I suppose if anyone's interested, I'd be willing to carry the idea further. I'm a technical guy, with experience in RoR and NodeJS and Android, although I'd love to explore the business side of things more.
I've had this recipes based on what you have in your kitchen idea for many years. I made an awful looking prototype in 2006 to which my sister introduced me to competitors: supercook.com and a few others that have the same concept. So now I decided I'm going in different directions but still have the aim to have a large open storage of recipes and food.
Sadly, I don't have my website up yet since I had to make architectural decisions to accommodate massive data input for example.
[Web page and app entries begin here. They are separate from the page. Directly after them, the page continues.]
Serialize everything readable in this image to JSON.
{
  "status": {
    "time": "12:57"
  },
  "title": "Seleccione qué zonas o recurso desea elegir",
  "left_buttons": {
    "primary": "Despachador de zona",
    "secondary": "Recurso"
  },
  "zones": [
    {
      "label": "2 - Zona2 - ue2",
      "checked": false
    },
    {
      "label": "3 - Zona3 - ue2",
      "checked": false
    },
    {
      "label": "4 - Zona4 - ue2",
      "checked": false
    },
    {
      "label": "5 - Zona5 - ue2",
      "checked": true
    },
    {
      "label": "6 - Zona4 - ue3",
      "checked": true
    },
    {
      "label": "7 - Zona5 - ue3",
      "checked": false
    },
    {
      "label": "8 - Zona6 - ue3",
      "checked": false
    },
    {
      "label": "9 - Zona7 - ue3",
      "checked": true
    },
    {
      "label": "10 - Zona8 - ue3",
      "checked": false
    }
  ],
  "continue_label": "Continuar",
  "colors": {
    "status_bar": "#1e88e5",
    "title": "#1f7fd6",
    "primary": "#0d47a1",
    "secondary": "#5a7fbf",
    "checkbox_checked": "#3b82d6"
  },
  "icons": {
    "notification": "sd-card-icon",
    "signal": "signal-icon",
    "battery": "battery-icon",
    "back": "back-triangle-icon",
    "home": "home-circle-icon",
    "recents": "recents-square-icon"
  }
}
You and me have the biggest problem: chicken and egg. :D
Tip: If you're going to use random recipes as frontpage, try not to show them without pictures as it makes your website looks incomplete/tacky.
Good call. I'd had it default to newest queue for the front page. But most people who arrive probably aren't going to be interested in the newest recipes, but rather the best recipes. Made the change.
Yeah, we do have the same problem pretty much. It's definitely a chicken and egg thing. That's why I demoted it from startup to side project and got a job. There's way too much competition and there's too much of a chicken and egg problem for one guy to make this fly.
For recipes that you don't have any pictures of yet, seeing the site logo is really confusing. Why don't you instead show a generic icon/clipart image for the class of food (a cup of soup for soups) or pull something in from google images or flickr?
Love the idea of github for recipes. I think it'd be great to share and build recipes with others. Actually, the github/social version idea could work for a lot of stuff in theory (e.g. music, design, etc).
Several of these appear to already exist (such as the crowdsourced editing).
Then there is your webcam deal that hits a personal pain point - anywhere sufficiently exotic will be Mega expensive to get a signal out of. Heck I'd pay for 50 webcams to be installed throughout Rocky Mountain National Park myself if it weren't that only a satellite uplink would work for most locations and a couple hundred a day adds up to real money quick :-)
Sure, it would be ideal to have a webcam mounted right on top of Pike's peak, but I think that's not required. I'm sure somewhere like the Broadmoor hotel in Colorado Springs has a sufficiently awesome view of the Rocky Mountains, though. :)
Perhaps. But if I'm more interested in checking our Bear Lake, or the summit view from Longs Peak (rather than the view of Longs Peak from 30 miles away), or some of the waterfalls along the Glacier trail, then there isn't anyplace where I can get that. And if a service ever comes along that DOES offer that I will be happy to give them a fist full of money because while I can't afford to work in or near the park, I'd love to be able to take a virtual hike when I'm stressed out.
But how will I get the pictures back from that webcam on demand and for a reasonable price? I wouldn't mind paying for both of us to go up there if that was going to be the lion's share of the cost. But since the trip is maybe 1% of the cost when you have to use a satellite uplink...
I'm a huge fan of the Video Creation Contest idea. I think 99 designs is awesome and I think having a good landing video is just as important, if not more important(at least in the beginning), as having a good logo.